→ Exercise: Please state the number of lines in the records below that contain the string "Completed", and nothing further.

++++ Entries supplied

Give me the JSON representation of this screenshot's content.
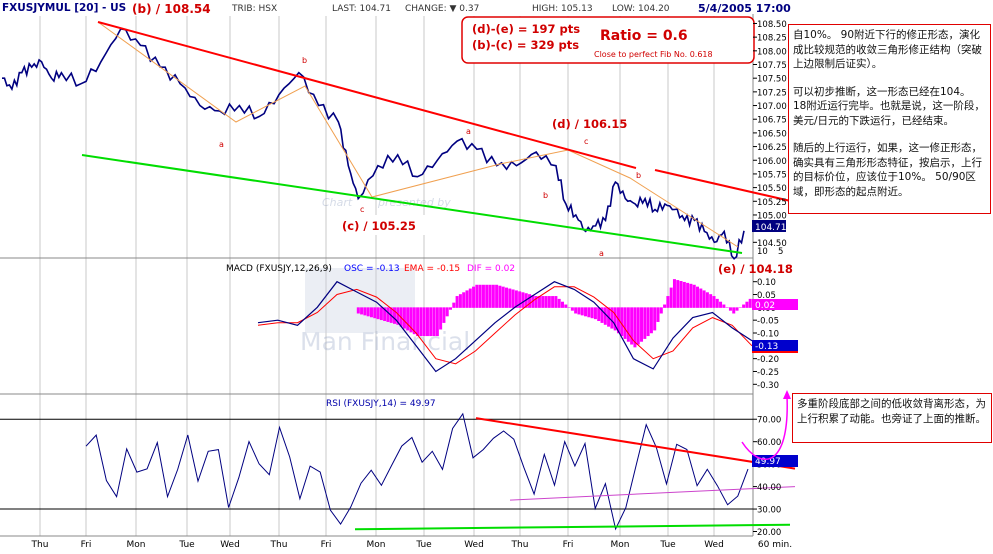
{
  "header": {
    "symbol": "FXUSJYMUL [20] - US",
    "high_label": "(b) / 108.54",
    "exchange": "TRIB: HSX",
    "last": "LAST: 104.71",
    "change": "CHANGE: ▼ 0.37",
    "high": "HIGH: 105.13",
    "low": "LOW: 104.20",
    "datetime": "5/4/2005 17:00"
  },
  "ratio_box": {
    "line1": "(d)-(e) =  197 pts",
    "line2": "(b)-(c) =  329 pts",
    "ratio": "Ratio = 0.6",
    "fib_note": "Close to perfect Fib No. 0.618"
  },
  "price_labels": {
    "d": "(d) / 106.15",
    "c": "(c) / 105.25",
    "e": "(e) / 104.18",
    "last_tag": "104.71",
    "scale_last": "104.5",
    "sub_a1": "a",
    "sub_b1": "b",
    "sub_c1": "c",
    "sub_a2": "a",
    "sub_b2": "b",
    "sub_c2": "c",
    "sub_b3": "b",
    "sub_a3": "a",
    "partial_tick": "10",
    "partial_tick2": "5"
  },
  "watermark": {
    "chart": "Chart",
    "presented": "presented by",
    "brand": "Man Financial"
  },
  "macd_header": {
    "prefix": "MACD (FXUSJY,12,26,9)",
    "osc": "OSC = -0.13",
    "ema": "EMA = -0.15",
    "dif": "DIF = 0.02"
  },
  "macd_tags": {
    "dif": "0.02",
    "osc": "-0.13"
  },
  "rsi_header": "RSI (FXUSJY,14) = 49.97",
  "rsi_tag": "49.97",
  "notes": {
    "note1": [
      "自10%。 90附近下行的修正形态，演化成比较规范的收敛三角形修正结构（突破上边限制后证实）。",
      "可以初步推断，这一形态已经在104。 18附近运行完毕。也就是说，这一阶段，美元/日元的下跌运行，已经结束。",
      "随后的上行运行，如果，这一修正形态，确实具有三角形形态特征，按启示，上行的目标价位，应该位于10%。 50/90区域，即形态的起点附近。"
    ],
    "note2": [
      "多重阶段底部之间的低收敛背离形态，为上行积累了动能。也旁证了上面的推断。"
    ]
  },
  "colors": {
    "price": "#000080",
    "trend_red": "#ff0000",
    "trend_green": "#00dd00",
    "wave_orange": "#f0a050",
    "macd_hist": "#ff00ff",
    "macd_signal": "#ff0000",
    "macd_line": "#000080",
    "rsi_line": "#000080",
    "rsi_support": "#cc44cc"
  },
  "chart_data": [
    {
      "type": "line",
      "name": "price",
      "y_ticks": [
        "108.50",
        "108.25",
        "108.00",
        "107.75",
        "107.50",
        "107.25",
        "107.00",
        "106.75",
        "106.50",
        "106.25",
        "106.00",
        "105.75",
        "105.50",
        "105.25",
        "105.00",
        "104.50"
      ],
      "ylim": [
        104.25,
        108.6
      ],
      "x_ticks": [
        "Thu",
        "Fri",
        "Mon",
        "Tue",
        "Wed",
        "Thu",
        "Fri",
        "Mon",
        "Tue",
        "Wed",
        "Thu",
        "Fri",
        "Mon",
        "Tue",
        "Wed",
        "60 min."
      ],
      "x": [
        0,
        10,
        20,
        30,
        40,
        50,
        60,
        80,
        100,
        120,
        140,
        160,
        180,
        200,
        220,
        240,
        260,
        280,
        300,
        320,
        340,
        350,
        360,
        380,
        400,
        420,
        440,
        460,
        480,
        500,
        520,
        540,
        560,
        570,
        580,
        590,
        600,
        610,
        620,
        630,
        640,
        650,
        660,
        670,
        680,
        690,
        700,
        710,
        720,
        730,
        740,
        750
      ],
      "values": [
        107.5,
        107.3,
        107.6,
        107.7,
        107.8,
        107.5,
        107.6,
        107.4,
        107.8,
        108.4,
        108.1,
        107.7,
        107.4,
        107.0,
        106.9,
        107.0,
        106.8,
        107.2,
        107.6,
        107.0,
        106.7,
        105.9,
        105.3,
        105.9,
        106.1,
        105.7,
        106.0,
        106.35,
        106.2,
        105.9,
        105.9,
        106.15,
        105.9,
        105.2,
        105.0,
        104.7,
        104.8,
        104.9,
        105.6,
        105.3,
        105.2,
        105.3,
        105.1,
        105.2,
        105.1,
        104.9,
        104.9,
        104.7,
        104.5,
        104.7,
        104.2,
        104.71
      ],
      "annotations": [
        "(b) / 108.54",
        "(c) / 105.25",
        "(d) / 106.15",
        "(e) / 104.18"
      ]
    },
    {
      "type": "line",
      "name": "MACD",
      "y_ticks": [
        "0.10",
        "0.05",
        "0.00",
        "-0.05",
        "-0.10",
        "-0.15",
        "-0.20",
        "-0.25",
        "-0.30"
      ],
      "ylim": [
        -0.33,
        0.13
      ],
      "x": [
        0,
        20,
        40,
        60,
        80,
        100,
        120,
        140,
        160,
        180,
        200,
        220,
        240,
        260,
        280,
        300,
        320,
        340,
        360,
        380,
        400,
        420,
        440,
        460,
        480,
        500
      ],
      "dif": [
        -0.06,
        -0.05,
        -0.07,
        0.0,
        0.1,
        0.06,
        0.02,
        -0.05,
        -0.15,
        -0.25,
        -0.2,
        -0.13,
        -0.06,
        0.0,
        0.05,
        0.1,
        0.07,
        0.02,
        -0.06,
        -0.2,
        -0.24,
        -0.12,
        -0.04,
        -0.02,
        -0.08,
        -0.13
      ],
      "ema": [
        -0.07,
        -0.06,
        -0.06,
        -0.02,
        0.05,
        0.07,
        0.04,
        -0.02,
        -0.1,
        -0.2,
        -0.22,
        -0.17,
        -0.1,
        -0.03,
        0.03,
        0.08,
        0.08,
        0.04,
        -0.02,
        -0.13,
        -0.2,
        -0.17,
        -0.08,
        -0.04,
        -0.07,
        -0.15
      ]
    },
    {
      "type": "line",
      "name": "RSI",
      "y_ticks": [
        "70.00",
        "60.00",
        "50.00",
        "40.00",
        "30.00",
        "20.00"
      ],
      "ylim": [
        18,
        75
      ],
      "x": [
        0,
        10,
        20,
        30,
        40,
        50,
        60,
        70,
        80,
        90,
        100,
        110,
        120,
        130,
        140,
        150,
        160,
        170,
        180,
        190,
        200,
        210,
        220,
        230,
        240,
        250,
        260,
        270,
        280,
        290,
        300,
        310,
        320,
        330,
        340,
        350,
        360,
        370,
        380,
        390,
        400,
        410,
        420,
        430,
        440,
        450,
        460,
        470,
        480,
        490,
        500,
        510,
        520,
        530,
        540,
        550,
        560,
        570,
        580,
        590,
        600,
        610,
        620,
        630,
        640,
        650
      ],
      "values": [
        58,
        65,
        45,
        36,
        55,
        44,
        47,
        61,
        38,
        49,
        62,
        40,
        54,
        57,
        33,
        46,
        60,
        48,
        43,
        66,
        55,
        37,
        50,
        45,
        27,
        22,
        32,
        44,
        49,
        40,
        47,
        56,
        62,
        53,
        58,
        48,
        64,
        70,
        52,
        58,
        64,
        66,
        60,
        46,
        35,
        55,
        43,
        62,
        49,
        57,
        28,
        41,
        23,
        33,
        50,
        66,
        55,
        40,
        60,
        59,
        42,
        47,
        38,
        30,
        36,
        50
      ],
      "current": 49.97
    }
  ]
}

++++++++
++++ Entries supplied

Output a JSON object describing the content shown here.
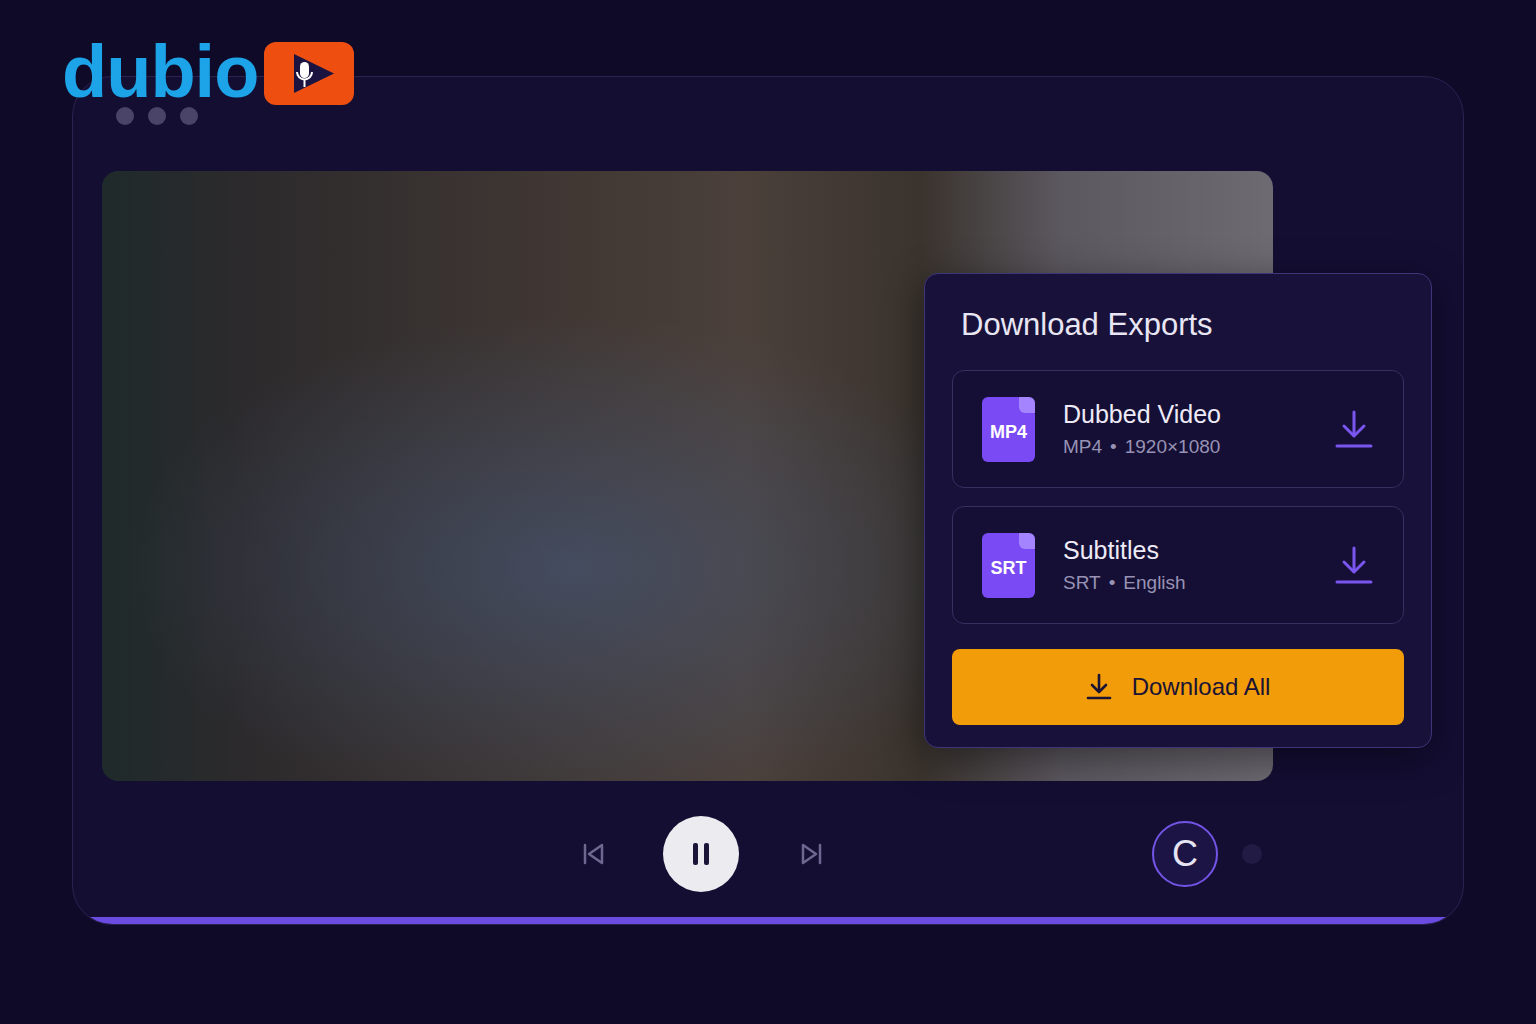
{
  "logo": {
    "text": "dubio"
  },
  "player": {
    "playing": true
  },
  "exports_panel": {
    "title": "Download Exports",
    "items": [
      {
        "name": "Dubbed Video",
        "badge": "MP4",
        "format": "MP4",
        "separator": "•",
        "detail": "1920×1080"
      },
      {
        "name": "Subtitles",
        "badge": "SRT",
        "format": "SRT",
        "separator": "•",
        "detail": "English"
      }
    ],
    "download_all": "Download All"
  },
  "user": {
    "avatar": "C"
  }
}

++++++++
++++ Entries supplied

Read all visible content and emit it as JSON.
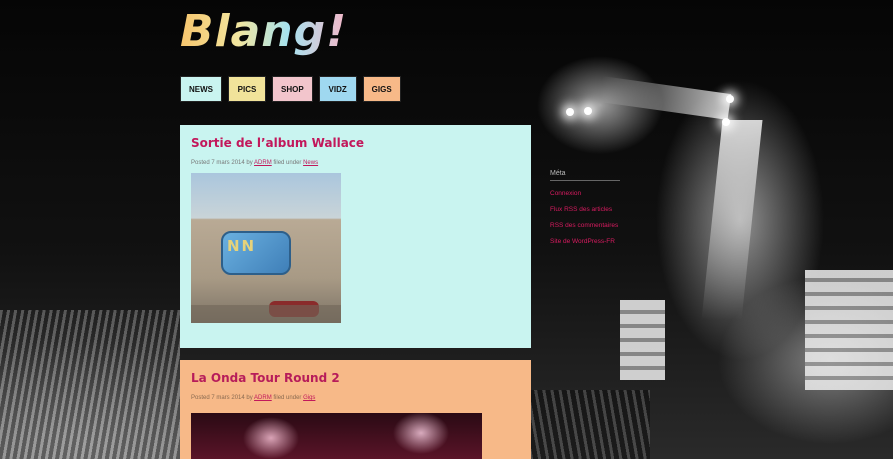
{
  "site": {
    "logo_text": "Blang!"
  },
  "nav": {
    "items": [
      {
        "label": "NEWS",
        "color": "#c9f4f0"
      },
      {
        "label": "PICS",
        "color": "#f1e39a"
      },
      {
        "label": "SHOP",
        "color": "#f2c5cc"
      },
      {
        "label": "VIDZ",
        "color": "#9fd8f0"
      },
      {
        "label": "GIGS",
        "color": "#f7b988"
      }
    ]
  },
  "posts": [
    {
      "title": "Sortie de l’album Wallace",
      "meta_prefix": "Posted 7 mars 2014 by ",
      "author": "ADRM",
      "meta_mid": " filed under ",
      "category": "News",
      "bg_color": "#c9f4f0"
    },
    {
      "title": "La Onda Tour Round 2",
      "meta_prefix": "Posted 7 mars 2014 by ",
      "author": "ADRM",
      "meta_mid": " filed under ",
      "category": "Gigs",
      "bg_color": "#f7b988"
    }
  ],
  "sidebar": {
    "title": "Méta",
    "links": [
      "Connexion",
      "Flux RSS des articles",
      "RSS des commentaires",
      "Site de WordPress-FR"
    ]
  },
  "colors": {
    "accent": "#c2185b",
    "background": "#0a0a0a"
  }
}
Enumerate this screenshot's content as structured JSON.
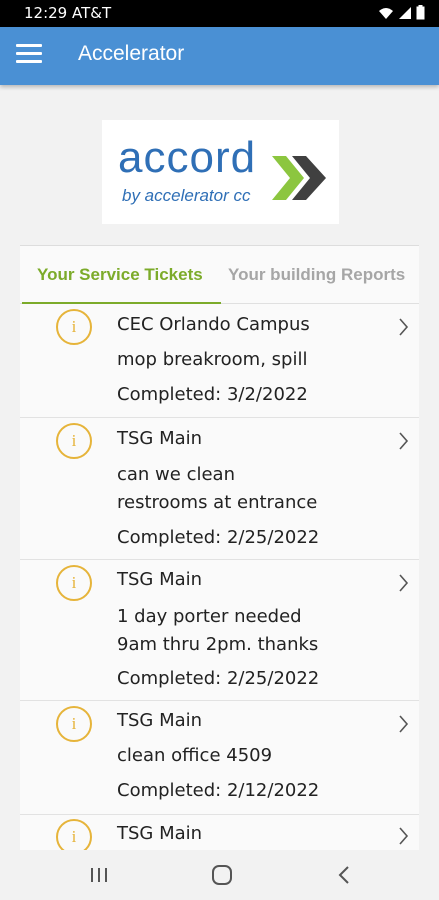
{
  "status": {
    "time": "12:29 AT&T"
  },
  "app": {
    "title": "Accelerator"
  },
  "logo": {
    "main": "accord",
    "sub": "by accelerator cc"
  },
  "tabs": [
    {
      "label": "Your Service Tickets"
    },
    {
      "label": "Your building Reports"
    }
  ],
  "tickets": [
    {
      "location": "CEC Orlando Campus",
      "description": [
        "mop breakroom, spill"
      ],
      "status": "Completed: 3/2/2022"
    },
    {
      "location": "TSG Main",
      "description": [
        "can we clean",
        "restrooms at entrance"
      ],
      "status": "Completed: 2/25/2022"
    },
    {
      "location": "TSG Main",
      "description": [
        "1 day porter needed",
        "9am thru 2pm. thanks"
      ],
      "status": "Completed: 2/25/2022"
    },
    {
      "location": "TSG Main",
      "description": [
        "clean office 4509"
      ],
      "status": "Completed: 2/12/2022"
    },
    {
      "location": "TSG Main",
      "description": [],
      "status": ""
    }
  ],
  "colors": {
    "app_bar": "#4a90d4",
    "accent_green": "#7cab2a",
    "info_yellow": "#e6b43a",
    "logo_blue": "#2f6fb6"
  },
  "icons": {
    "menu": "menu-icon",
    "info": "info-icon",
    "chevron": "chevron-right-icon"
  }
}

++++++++

→ Output below: 4